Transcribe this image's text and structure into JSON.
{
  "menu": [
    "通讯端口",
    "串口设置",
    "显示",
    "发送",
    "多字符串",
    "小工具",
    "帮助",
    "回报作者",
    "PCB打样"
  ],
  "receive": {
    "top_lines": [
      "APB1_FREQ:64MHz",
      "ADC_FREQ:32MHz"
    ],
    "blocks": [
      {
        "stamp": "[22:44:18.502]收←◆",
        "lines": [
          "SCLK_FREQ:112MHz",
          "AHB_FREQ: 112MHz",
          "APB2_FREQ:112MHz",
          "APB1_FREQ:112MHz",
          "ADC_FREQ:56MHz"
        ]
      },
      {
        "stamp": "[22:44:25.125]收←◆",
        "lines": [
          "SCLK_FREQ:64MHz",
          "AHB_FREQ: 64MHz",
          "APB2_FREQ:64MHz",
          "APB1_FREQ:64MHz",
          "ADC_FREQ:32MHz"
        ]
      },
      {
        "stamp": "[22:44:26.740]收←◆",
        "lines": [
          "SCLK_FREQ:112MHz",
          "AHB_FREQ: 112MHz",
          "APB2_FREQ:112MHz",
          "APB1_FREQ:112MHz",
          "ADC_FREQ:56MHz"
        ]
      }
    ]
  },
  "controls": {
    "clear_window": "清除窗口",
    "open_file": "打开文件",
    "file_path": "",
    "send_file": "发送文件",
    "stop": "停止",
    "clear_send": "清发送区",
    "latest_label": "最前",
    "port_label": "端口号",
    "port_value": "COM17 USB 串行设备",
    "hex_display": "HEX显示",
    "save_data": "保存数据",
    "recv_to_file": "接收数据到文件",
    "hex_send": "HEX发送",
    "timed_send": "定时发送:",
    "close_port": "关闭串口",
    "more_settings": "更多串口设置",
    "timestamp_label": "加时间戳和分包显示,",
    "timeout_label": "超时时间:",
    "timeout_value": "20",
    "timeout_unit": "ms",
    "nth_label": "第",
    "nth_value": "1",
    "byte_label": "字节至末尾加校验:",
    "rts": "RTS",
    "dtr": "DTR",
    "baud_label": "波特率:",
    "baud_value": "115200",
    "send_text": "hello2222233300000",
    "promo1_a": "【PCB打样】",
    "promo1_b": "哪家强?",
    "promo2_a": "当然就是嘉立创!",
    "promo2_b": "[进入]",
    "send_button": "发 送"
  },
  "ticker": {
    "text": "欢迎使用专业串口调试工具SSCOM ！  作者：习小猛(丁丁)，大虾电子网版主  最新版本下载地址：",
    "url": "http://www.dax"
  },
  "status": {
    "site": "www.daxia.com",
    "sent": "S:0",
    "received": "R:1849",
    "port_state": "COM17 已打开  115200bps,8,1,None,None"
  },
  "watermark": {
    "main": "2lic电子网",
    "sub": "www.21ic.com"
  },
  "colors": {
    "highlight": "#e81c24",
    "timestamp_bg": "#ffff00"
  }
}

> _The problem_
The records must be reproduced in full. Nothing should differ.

> _Answer below_
Transcribe this image's text and structure into JSON.
{
  "menu": [
    "通讯端口",
    "串口设置",
    "显示",
    "发送",
    "多字符串",
    "小工具",
    "帮助",
    "回报作者",
    "PCB打样"
  ],
  "receive": {
    "top_lines": [
      "APB1_FREQ:64MHz",
      "ADC_FREQ:32MHz"
    ],
    "blocks": [
      {
        "stamp": "[22:44:18.502]收←◆",
        "lines": [
          "SCLK_FREQ:112MHz",
          "AHB_FREQ: 112MHz",
          "APB2_FREQ:112MHz",
          "APB1_FREQ:112MHz",
          "ADC_FREQ:56MHz"
        ]
      },
      {
        "stamp": "[22:44:25.125]收←◆",
        "lines": [
          "SCLK_FREQ:64MHz",
          "AHB_FREQ: 64MHz",
          "APB2_FREQ:64MHz",
          "APB1_FREQ:64MHz",
          "ADC_FREQ:32MHz"
        ]
      },
      {
        "stamp": "[22:44:26.740]收←◆",
        "lines": [
          "SCLK_FREQ:112MHz",
          "AHB_FREQ: 112MHz",
          "APB2_FREQ:112MHz",
          "APB1_FREQ:112MHz",
          "ADC_FREQ:56MHz"
        ]
      }
    ]
  },
  "controls": {
    "clear_window": "清除窗口",
    "open_file": "打开文件",
    "file_path": "",
    "send_file": "发送文件",
    "stop": "停止",
    "clear_send": "清发送区",
    "latest_label": "最前",
    "port_label": "端口号",
    "port_value": "COM17 USB 串行设备",
    "hex_display": "HEX显示",
    "save_data": "保存数据",
    "recv_to_file": "接收数据到文件",
    "hex_send": "HEX发送",
    "timed_send": "定时发送:",
    "close_port": "关闭串口",
    "more_settings": "更多串口设置",
    "timestamp_label": "加时间戳和分包显示,",
    "timeout_label": "超时时间:",
    "timeout_value": "20",
    "timeout_unit": "ms",
    "nth_label": "第",
    "nth_value": "1",
    "byte_label": "字节至末尾加校验:",
    "rts": "RTS",
    "dtr": "DTR",
    "baud_label": "波特率:",
    "baud_value": "115200",
    "send_text": "hello2222233300000",
    "promo1_a": "【PCB打样】",
    "promo1_b": "哪家强?",
    "promo2_a": "当然就是嘉立创!",
    "promo2_b": "[进入]",
    "send_button": "发 送"
  },
  "ticker": {
    "text": "欢迎使用专业串口调试工具SSCOM ！  作者：习小猛(丁丁)，大虾电子网版主  最新版本下载地址：",
    "url": "http://www.dax"
  },
  "status": {
    "site": "www.daxia.com",
    "sent": "S:0",
    "received": "R:1849",
    "port_state": "COM17 已打开  115200bps,8,1,None,None"
  },
  "watermark": {
    "main": "2lic电子网",
    "sub": "www.21ic.com"
  },
  "colors": {
    "highlight": "#e81c24",
    "timestamp_bg": "#ffff00"
  }
}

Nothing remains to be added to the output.